On a routine morning flight from Denver to Charlotte, NC, on Saturday, February 21, 2015, and shortly after takeoff, a pilot’s voice came over the intercom asking if any medical personnel were traveling with them that morning. Dr. Janice Weixelman, traveling with her husband, and on their way to Florida for some vacation time, responded to the request and walked a few rows behind her to find a gentleman complaining of severe heartburn, sweating profusely and turning gray. One of the flight attendants also worked as an OR nurse and another passenger, a Physician Assistant, also responded.
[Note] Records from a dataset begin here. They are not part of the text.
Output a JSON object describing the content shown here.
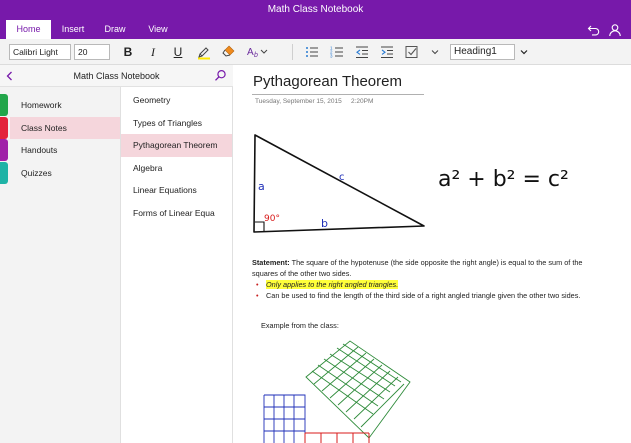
{
  "app": {
    "title": "Math Class Notebook"
  },
  "tabs": [
    {
      "label": "Home",
      "active": true
    },
    {
      "label": "Insert",
      "active": false
    },
    {
      "label": "Draw",
      "active": false
    },
    {
      "label": "View",
      "active": false
    }
  ],
  "ribbon": {
    "font_name": "Calibri Light",
    "font_size": "20",
    "style": "Heading1",
    "bold_icon": "bold-icon",
    "italic_icon": "italic-icon",
    "underline_icon": "underline-icon"
  },
  "notebook": {
    "name": "Math Class Notebook"
  },
  "sections": [
    {
      "label": "Homework",
      "color": "#22a64a",
      "active": false
    },
    {
      "label": "Class Notes",
      "color": "#e3243b",
      "active": true
    },
    {
      "label": "Handouts",
      "color": "#a020a8",
      "active": false
    },
    {
      "label": "Quizzes",
      "color": "#1eb3a6",
      "active": false
    }
  ],
  "pages": [
    {
      "label": "Geometry",
      "active": false
    },
    {
      "label": "Types of Triangles",
      "active": false
    },
    {
      "label": "Pythagorean Theorem",
      "active": true
    },
    {
      "label": "Algebra",
      "active": false
    },
    {
      "label": "Linear Equations",
      "active": false
    },
    {
      "label": "Forms of Linear Equa",
      "active": false
    }
  ],
  "page": {
    "title": "Pythagorean Theorem",
    "date": "Tuesday, September 15, 2015",
    "time": "2:20PM",
    "ink": {
      "side_a": "a",
      "side_b": "b",
      "side_c": "c",
      "angle": "90°",
      "equation": "a² + b² = c²"
    },
    "statement_label": "Statement:",
    "statement_text": " The square of the hypotenuse (the side opposite the right angle) is equal to the sum of the squares of the other two sides.",
    "bullets": [
      "Only applies to the right angled triangles.",
      "Can be used to find the length of the third side of a right angled triangle given the other two sides."
    ],
    "example_label": "Example from the class:"
  },
  "colors": {
    "accent": "#7719aa",
    "selected_row": "#f5d6dc",
    "ink_blue": "#1f2fb8",
    "ink_red": "#d81b1b",
    "ink_green": "#2e8b3a"
  }
}
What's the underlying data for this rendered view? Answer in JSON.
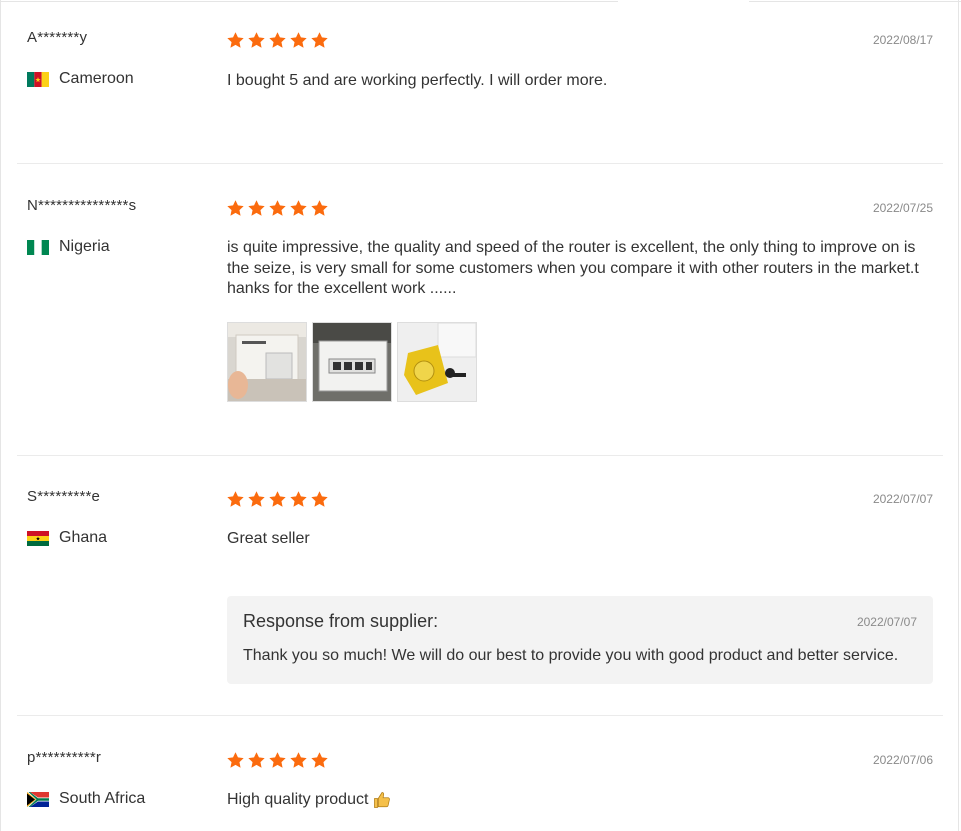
{
  "colors": {
    "star": "#fb6b0e",
    "divider": "#ebebeb",
    "date": "#8a8a8a",
    "response_bg": "#f3f3f3"
  },
  "reviews": [
    {
      "user": "A*******y",
      "country": "Cameroon",
      "flag_icon": "cameroon-flag-icon",
      "rating": 5,
      "date": "2022/08/17",
      "text": "I bought 5 and are working perfectly. I will order more."
    },
    {
      "user": "N***************s",
      "country": "Nigeria",
      "flag_icon": "nigeria-flag-icon",
      "rating": 5,
      "date": "2022/07/25",
      "text": "is quite impressive, the quality and speed of the router is excellent, the only thing to improve on is the seize, is very small for some customers when you compare it with other routers in the market.t hanks for the excellent work ......",
      "photos": [
        "router-box-photo",
        "router-ports-photo",
        "router-package-photo"
      ]
    },
    {
      "user": "S*********e",
      "country": "Ghana",
      "flag_icon": "ghana-flag-icon",
      "rating": 5,
      "date": "2022/07/07",
      "text": "Great seller",
      "response": {
        "title": "Response from supplier:",
        "date": "2022/07/07",
        "text": "Thank you so much! We will do our best to provide you with good product and better service."
      }
    },
    {
      "user": "p**********r",
      "country": "South Africa",
      "flag_icon": "south-africa-flag-icon",
      "rating": 5,
      "date": "2022/07/06",
      "text": "High quality product",
      "emoji_icon": "thumbs-up-icon"
    }
  ]
}
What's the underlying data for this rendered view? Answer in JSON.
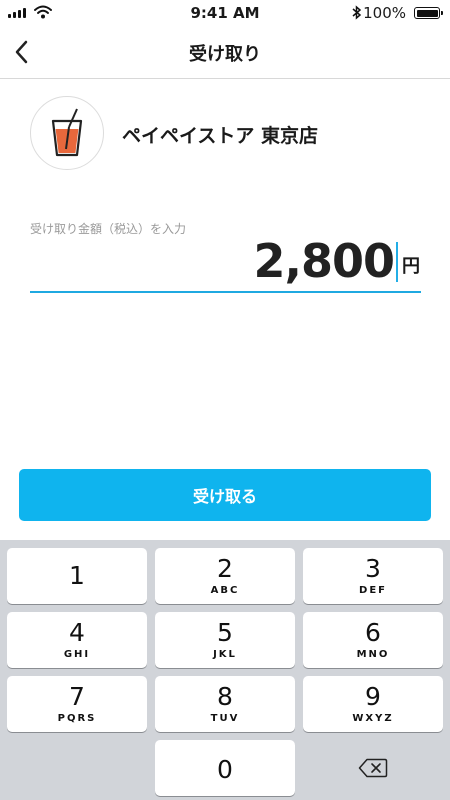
{
  "status_bar": {
    "time": "9:41 AM",
    "battery_text": "100%",
    "icons": [
      "signal-icon",
      "wifi-icon",
      "bluetooth-icon",
      "battery-icon"
    ]
  },
  "nav": {
    "title": "受け取り",
    "back_icon": "chevron-left-icon"
  },
  "store": {
    "name": "ペイペイストア 東京店",
    "logo_icon": "drink-cup-icon"
  },
  "amount": {
    "label": "受け取り金額（税込）を入力",
    "value": "2,800",
    "unit": "円"
  },
  "receive_button": {
    "label": "受け取る"
  },
  "keypad": {
    "keys": [
      {
        "num": "1",
        "letters": ""
      },
      {
        "num": "2",
        "letters": "ABC"
      },
      {
        "num": "3",
        "letters": "DEF"
      },
      {
        "num": "4",
        "letters": "GHI"
      },
      {
        "num": "5",
        "letters": "JKL"
      },
      {
        "num": "6",
        "letters": "MNO"
      },
      {
        "num": "7",
        "letters": "PQRS"
      },
      {
        "num": "8",
        "letters": "TUV"
      },
      {
        "num": "9",
        "letters": "WXYZ"
      },
      {
        "num": "0",
        "letters": ""
      }
    ],
    "delete_icon": "backspace-icon"
  },
  "colors": {
    "accent": "#0fb4ee",
    "keypad_bg": "#d1d4d9",
    "logo_cup": "#e8683c"
  }
}
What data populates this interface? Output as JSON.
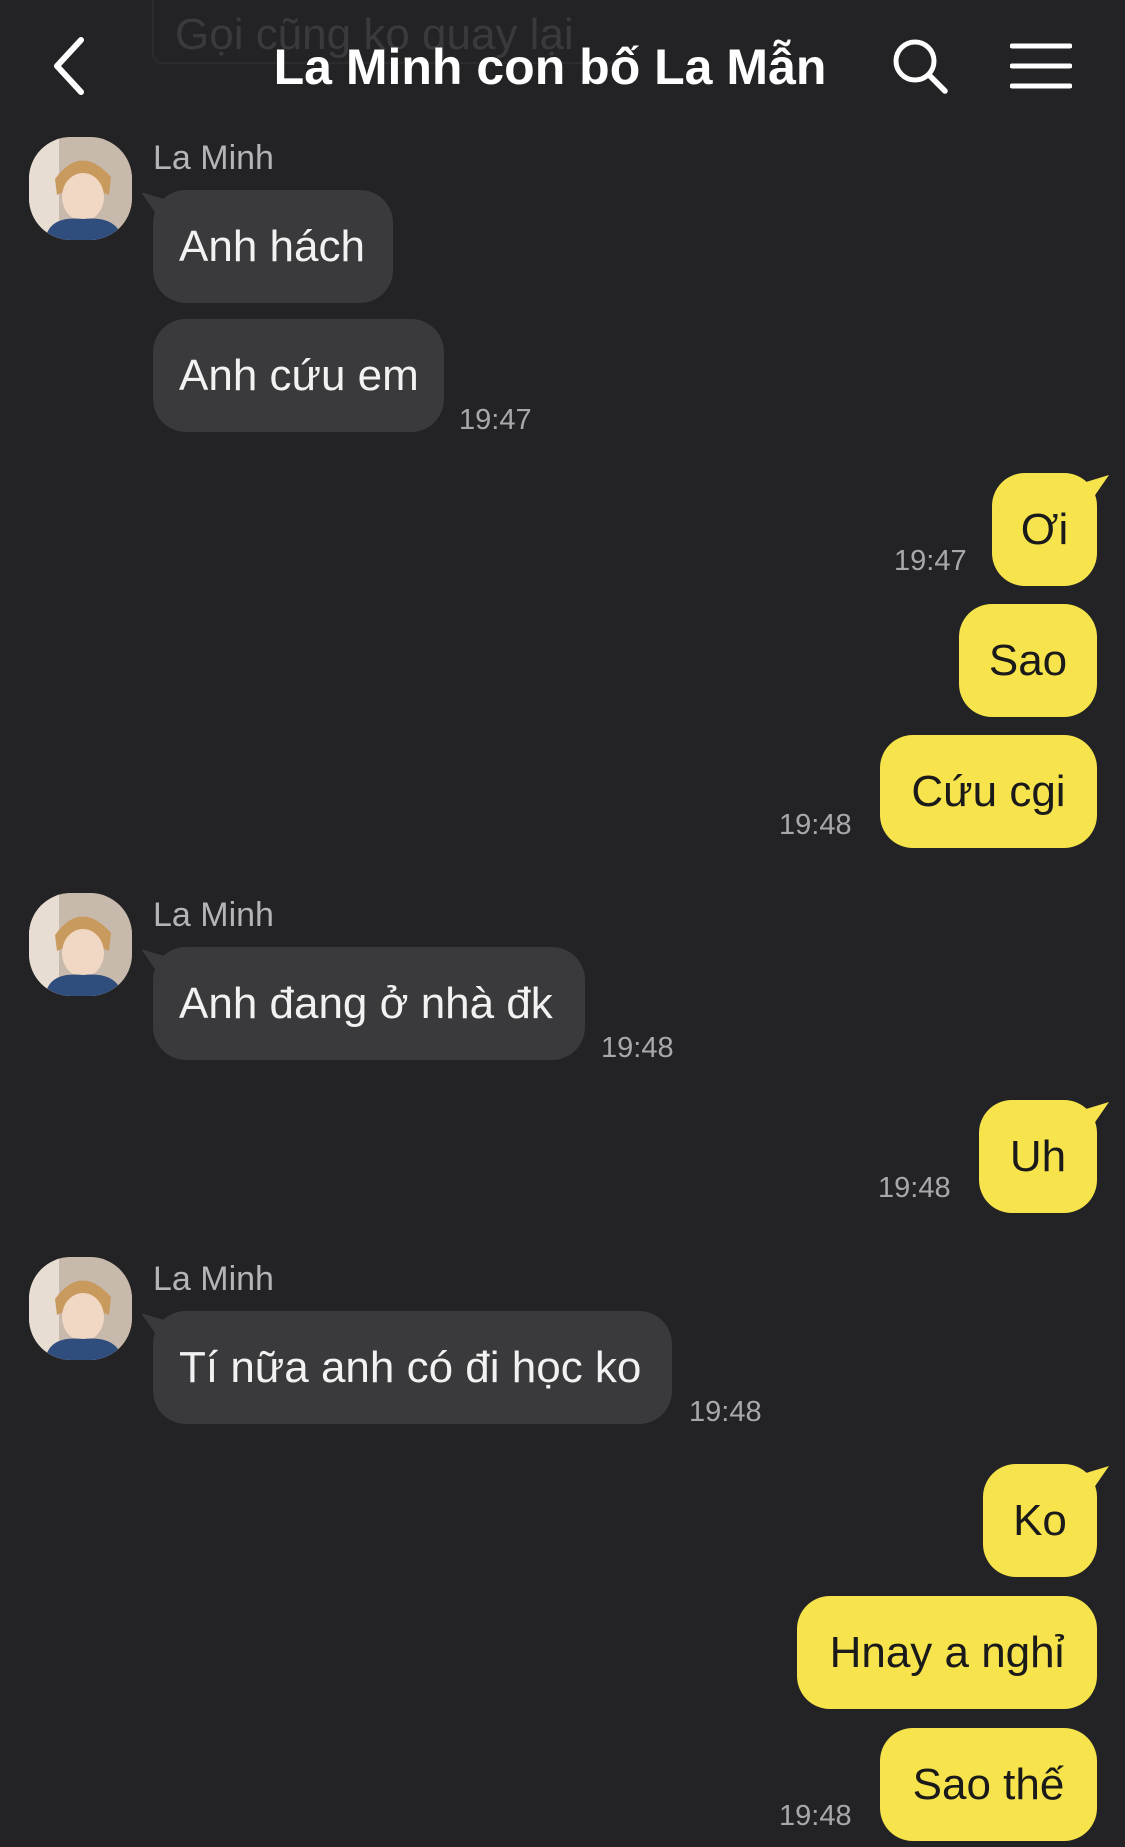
{
  "header": {
    "title": "La Minh con bố La Mẫn",
    "ghost_text": "Gọi cũng ko quay lại",
    "back_icon": "chevron-left-icon",
    "search_icon": "search-icon",
    "menu_icon": "hamburger-menu-icon"
  },
  "colors": {
    "background": "#232325",
    "incoming_bubble": "#3a3a3c",
    "outgoing_bubble": "#f7e34b"
  },
  "messages": [
    {
      "sender": "La Minh",
      "text": "Anh hách",
      "time": ""
    },
    {
      "sender": "La Minh",
      "text": "Anh cứu em",
      "time": "19:47"
    },
    {
      "sender": "me",
      "text": "Ơi",
      "time": "19:47"
    },
    {
      "sender": "me",
      "text": "Sao",
      "time": ""
    },
    {
      "sender": "me",
      "text": "Cứu cgi",
      "time": "19:48"
    },
    {
      "sender": "La Minh",
      "text": "Anh đang ở nhà đk",
      "time": "19:48"
    },
    {
      "sender": "me",
      "text": "Uh",
      "time": "19:48"
    },
    {
      "sender": "La Minh",
      "text": "Tí nữa anh có đi học ko",
      "time": "19:48"
    },
    {
      "sender": "me",
      "text": "Ko",
      "time": ""
    },
    {
      "sender": "me",
      "text": "Hnay a nghỉ",
      "time": ""
    },
    {
      "sender": "me",
      "text": "Sao thế",
      "time": "19:48"
    }
  ]
}
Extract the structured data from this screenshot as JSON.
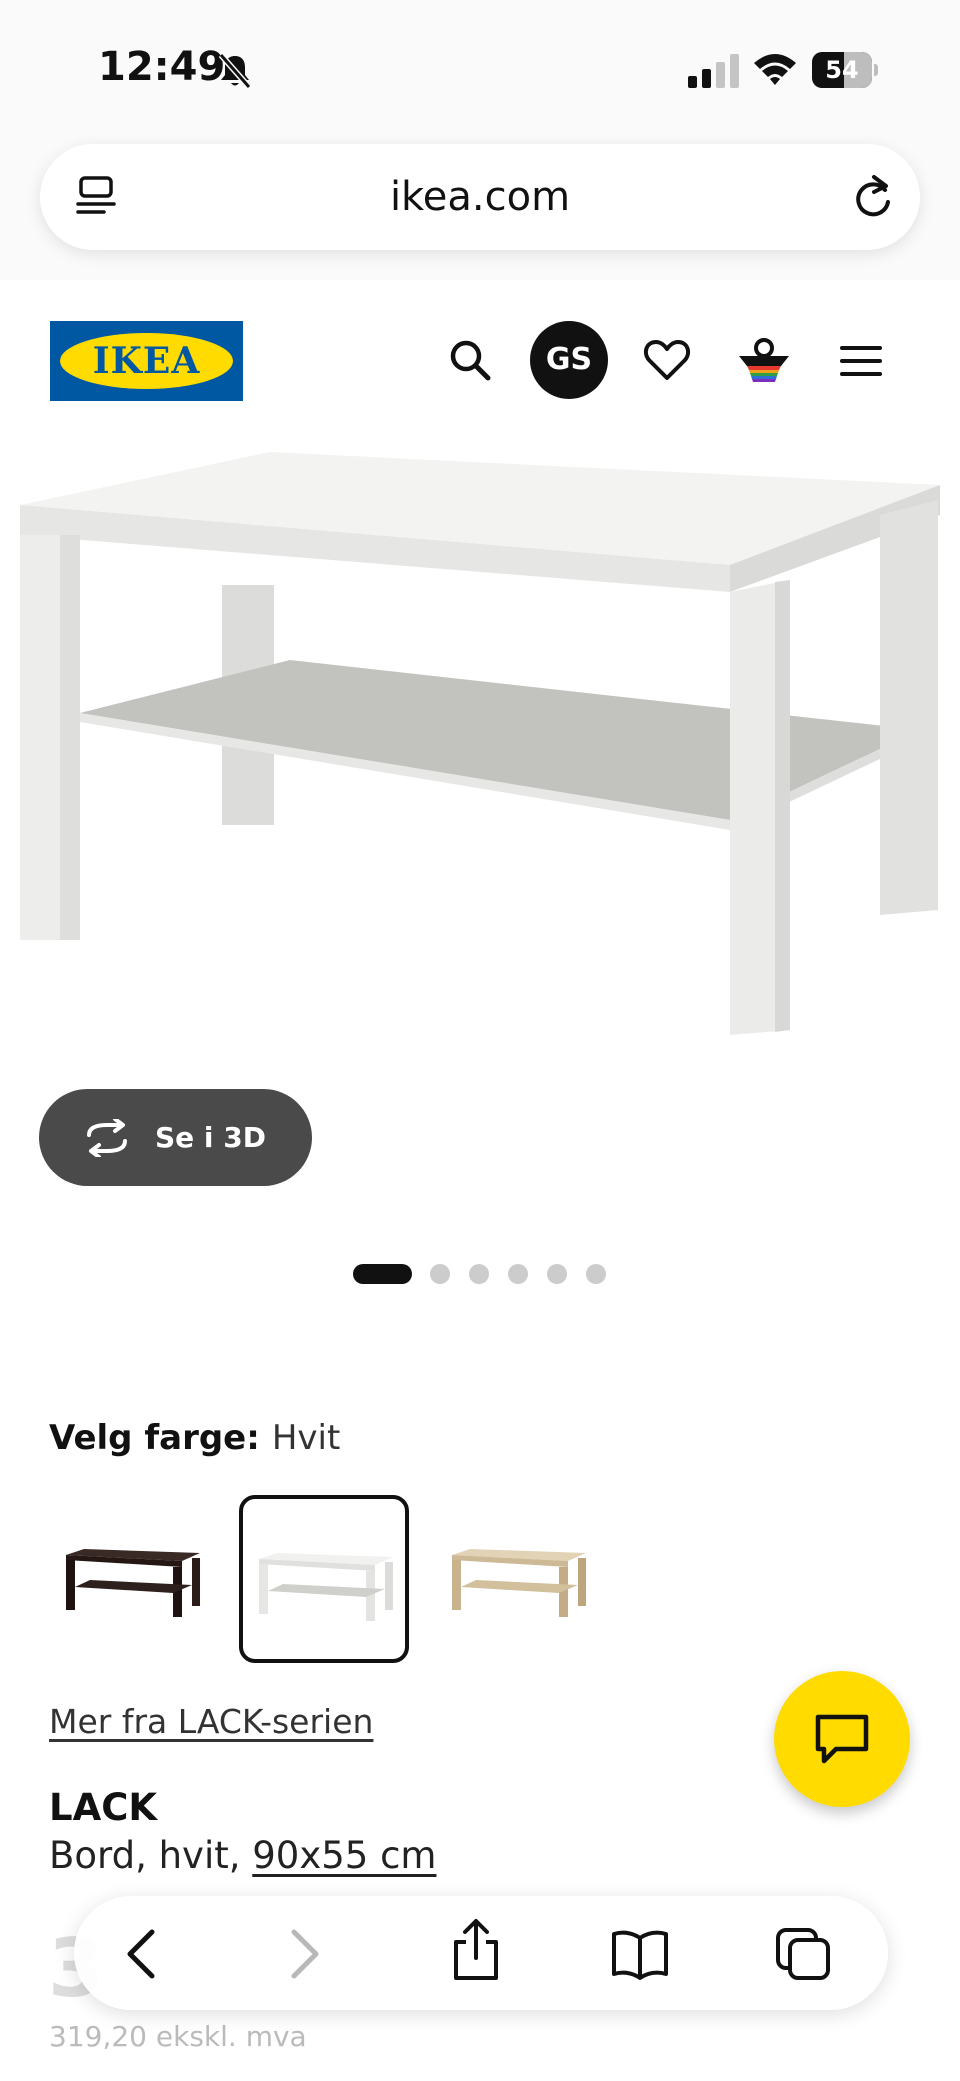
{
  "status_bar": {
    "time": "12:49",
    "battery": "54",
    "battery_level": 0.54
  },
  "browser": {
    "url": "ikea.com"
  },
  "header": {
    "logo_text": "IKEA",
    "avatar_initials": "GS"
  },
  "product_media": {
    "see_3d_label": "Se i 3D",
    "slide_count": 6,
    "active_slide": 1
  },
  "color_choice": {
    "label": "Velg farge:",
    "selected": "Hvit",
    "swatches": [
      {
        "name": "black-brown",
        "color": "#2b1d1a",
        "selected": false
      },
      {
        "name": "white",
        "color": "#f4f4f2",
        "selected": true
      },
      {
        "name": "white-stained-oak",
        "color": "#d9c6a6",
        "selected": false
      }
    ]
  },
  "series_link": "Mer fra LACK-serien",
  "product": {
    "name": "LACK",
    "desc_prefix": "Bord, hvit, ",
    "size": "90x55 cm",
    "price_partial": "3",
    "price_excl": "319,20 ekskl. mva"
  },
  "colors": {
    "ikea_blue": "#0058a3",
    "ikea_yellow": "#ffdb00",
    "chat_fab": "#ffdb00",
    "pill_bg": "#4a4a4a"
  },
  "toolbar": {
    "icons": [
      "back-icon",
      "forward-icon",
      "share-icon",
      "bookmarks-icon",
      "tabs-icon"
    ]
  }
}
After an initial screening of the patient, Dr. Weixelman recognized the signs of a heart attack and asked the other responders to help get the patient to the galley of the plane where he was laid on his back and she completed a further evaluation in the very narrow area. Ten minutes into the flight and after completion of the evaluation, Dr. Weixelman gave the order for the pilot to divert the flight to the nearest airport. While in the air, and utilizing very basic supplies and equipment, Dr. Weixelman and her on-board staff started an IV, borrowed bandaids from passengers to hold the IV in place, administered oxygen, gave aspirin and monitored the patient for an additional 45 minutes until the plane landed in Kansas City. Please keep in mind that Dr. Weixelman did not have sterile gloves to work with because the only gloves provided were used as a tourniquet to start the IV so a flight attendant poured vodka on her hands to clean them and there were other improvisations were used to get this patient cared for.
While working to stabilize and keep the patient calm, Dr. Weixelman spoke to him and learned he was from Denver, his name was Bud and was on a business trip. In Kansas City, emergency personnel was waiting for the patient, took him off the plane and to the hospital for further care.
It’s tough enough being a doctor, but, being a doctor at the cruising altitude of 38,000 feet, placing an IV in turbulence, and leading a medical team to stabilize a heart attack patient for 45 minutes until help arrives is not just a doctor – she is a hero – a Valley-Wide hero. Thank you, Dr. Weixelman, you are appreciated.